Mamuk-chaku- (minus the hyphens) (part 3, sort of)

chinook fetch

A Chinook playing fetch (image credit: Pets Are Inn)

In reference to the last two days’ investigation into the short-lived grammatical pattern that combined mamuk- and chaku-:

I have not found further examples of this beyond Father St. Onge’s 1892 dictionary manuscript. Not even in the most obvious place, his mentors Demers and Blanchet’s 1871 dictionary, catechism, etc., which St. O. edited.

So I’m starting to think my guess about this structure being a mistaken memory of his could be right.

Few of the grammatical structures in Chinuk Wawa combine with each other, aside from reduplication forming a stem that then takes an affix.

So mamuk-chaku- as a string looks odd in this language.

Which may be an argument against its genuineness. I’ll be keeping my eyes open for any further clues on this question.

IN THE MEANTIME, this search has led me to a new realization about yet another probable “stealth” loan from Lower Chehalis Salish into early Chinuk Wawa!

Because I’ve now been reminded that early CW had mamuk- (Causative) plus the full word cháku ‘to come’, combining to give a somewhat unexpected meaning ‘to fetch‘. (Rather than literally ’cause to come here’.)  Horatio Hale 1890 (based on his 1841 field work) and George Gibbs 1863 (based on 1850s experiences & onwards) both give this translation for the expression.

Why would mamuk-cháku have such a meaning?

Yes indeed, you guessed it. Lower Chehalis Salish has exactly the parallel expression: ʔíšəxʷ ‘to bring (it) (here)’. ʔí(s) is the verbal root ‘to come’, and  -šəxʷ is the suffix of Causing Motion. (Causative markers in Lo Cheh all come after the root, not before it as Chinuk Wawa has ’em.)

And do any of the 3 other main source languages for Chinuk Wawa have such a structure?

  • English doesn’t really say ‘make come’, not in spontaneous conversation anyway, which is what you have to look to for a pidgin-creole language’s influences. We say the single-word, single-morpheme ‘fetch’, ‘bring’, etc., or otherwise ‘go get’.
  • French too has a single-word strategy, chercher.
  • Shoalwater Lower Chinookan?

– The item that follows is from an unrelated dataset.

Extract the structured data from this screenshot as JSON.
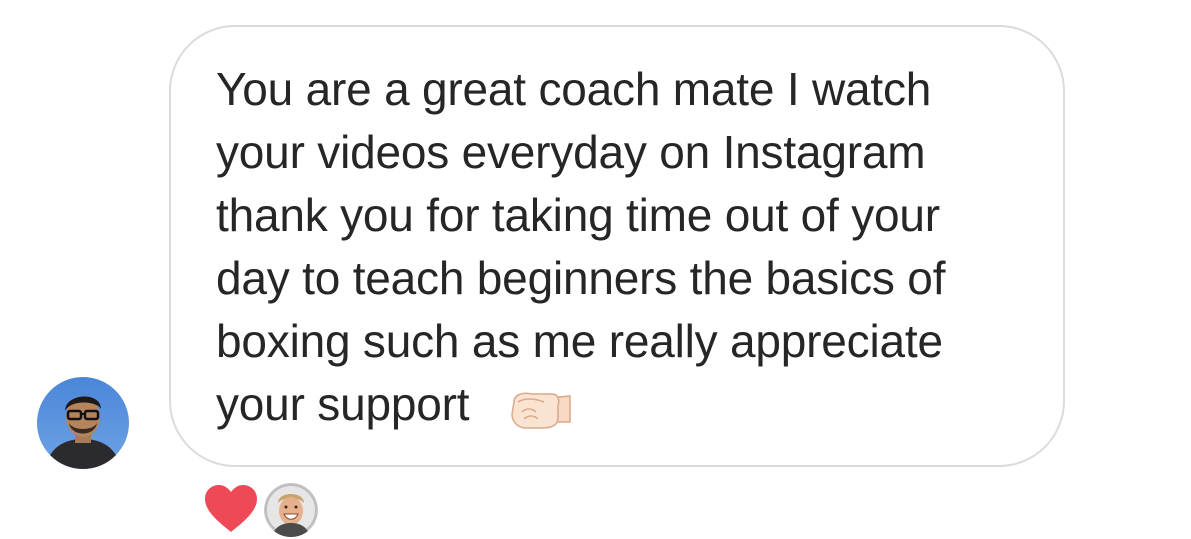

It too takes the monolithic-stem approach, with its root –tk(ʷ)ɬ ‘bring, carry’.

So, here is another instance where Chinook Jargon gives all indications of preserving an Indigenous metaphor (’cause to come’ = ‘fetch/bring’), with the most likely inspiration being once again the previously undescribed language, Lower Chehalis Salish.

This is what I mean by “stealth loans” into the Jargon. Even when the actual Native word isn’t found in the pidgin-creole, quite often we have these cases where its literal meaning — a Native metaphor — stays alive and kicking in the Jargon.

What do you think?